In this month’s cover story, women entrepreneurs talk about the challenges of building and running their own businesses. But behind great entrepreneurs—both male and female—chances are you’ll find a supportive partner. However, being that supportive partner isn’t always an easy feat. For one thing, it’s often difficult for the couples to even find the time to see each other.
Thomas Edwards, founder of The Professional Wingman, a dating strategy and lifestyle development company, is engaged to Laurie Davis, founder of eFlirt Expert, a digital dating consultancy. The couple, who met on Twitter and plan to get married in the summer of 2013, live together in New York City, but because they work different hours, often keep in touch via daily texts, emails, phone calls, and tweets. As their companies are similar in nature, they often find themselves talking business—so much so that they schedule weekly meetings.
“When you get so involved in your company, as an entrepreneur, you want to make sure that there’s a balance between your personal life and your business life. You don’t want to go out on date night and all you’re talking about is business—that can get really tiresome,” says Edwards. “So we actually have meetings where we talk about things that are going on in our companies.”
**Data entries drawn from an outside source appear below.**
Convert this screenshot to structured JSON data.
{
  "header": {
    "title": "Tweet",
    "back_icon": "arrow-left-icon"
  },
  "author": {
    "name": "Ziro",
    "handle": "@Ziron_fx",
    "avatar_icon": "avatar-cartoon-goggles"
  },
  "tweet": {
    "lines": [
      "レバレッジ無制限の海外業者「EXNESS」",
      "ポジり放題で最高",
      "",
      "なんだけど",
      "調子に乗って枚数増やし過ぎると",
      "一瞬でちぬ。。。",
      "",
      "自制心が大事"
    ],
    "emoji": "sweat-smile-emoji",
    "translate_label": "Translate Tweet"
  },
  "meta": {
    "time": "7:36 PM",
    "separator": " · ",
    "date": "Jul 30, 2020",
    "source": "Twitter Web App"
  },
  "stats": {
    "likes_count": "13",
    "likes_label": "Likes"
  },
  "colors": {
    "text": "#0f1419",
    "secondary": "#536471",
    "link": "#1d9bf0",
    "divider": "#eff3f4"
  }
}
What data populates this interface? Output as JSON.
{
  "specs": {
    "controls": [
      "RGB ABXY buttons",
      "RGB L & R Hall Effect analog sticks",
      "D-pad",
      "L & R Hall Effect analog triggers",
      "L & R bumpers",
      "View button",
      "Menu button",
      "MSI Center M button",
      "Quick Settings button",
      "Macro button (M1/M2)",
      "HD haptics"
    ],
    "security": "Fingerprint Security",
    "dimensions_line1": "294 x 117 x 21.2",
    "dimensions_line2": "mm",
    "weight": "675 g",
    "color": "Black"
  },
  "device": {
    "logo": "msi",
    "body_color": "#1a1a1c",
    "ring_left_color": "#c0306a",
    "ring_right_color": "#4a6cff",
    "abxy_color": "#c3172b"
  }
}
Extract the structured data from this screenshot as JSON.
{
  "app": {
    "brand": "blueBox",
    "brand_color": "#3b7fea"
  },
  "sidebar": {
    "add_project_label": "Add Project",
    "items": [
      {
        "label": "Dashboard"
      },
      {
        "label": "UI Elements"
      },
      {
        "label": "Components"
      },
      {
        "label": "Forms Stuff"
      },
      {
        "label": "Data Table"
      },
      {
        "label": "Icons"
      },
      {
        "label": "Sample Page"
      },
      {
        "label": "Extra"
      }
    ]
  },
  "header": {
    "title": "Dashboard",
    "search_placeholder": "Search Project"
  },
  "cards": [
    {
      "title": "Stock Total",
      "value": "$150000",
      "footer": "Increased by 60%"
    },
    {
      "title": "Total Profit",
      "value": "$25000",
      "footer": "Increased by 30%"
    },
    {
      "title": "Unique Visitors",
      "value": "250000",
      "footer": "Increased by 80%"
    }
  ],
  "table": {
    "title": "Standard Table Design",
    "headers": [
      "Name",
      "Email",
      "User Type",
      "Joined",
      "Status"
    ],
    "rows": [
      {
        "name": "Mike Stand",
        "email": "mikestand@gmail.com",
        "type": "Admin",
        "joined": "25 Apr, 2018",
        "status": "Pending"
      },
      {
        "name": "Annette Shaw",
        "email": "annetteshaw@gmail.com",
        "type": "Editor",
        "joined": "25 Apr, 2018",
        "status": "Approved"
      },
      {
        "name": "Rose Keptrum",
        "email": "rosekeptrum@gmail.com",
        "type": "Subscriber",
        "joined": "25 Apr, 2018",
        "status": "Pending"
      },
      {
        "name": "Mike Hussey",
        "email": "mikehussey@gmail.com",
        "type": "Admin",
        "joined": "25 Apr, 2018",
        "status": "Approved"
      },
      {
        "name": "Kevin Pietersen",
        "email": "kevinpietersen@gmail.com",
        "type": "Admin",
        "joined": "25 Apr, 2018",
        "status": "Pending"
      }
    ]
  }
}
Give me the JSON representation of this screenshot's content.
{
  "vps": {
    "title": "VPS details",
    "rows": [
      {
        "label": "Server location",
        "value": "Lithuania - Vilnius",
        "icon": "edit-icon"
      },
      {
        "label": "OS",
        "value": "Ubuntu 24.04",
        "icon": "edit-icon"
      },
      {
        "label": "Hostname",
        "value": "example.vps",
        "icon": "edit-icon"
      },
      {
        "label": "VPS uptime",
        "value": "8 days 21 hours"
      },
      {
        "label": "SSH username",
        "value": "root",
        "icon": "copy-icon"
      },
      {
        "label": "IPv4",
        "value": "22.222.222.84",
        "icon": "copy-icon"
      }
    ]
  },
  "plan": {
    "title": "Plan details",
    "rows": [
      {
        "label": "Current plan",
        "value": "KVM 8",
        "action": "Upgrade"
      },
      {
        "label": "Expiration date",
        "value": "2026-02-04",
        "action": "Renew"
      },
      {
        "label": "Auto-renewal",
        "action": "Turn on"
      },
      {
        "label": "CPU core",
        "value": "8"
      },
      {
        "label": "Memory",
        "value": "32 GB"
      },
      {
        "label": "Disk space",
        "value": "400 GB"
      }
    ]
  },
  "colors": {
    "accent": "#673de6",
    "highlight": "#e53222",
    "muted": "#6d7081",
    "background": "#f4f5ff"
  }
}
Brian Stern, manager and producer at talent management company Brillstein Entertainment Partners, has been married to his wife, Lyss, founder of Divalysscious Moms, a social networking and event planning company for moms and kids, since 2001. The couple has two sons, ages eight and five, and it’s often Brian’s responsibility to manage the family calendar. “It’s all about the kids first, but it’s really about time management and making sure that we have time for ourselves as husband and wife—knowing when to deal with work and when to put the BlackBerry down,” he says.
Stern estimates that he and his wife text or email each other between 20 and 30 times a day, although they often don’t have time to have a phone conversation. “It’s a challenge, but it’s a fun challenge because we both love what we do for a living,” he says. “It’s all about the time management, and we have to walk that fine line.”
When they do spend time together, the couples often find it best to put business on the back burner. “We try to separate the two. There are some nights when she doesn’t want to talk about it, and it’s all about us and the kids,” says Stern. “But it’s tough because Lyss has so many great ideas and things going on with her business that it’s very exciting.”
“Even though you’re an entrepreneur and your life’s pretty much a 24/7 business, when you add a relationship on top of that, it becomes that much more important to separate those things. That way, you can actually appreciate being in a relationship and having a life outside of being the founder of a company,” says Edwards.
But despite the challenges, both Stern and Edwards wouldn’t have it any other way. “We always have to remind each other that although times might be really busy and things might be tough in terms of seeing each other, it’s for a greater good in our future lives,” says Edwards. “Laurie is so smart, intelligent, and savvy when it comes to a lot of different things. She’s so supportive and she understands a lot of things that I’m going through. She understands exactly where I’m coming from.”
“You have to be wired as an entrepreneur. I don’t know how you learn to become an entrepreneur. I think it’s in your spirit, and it’s in the mechanics of who you are as a person,” says Stern. And with his wife, he says, “There’s never a dull moment.”
Michelle Court is the managing editor at The New York Enterprise Report. She can be reached at firstname.lastname@example.org.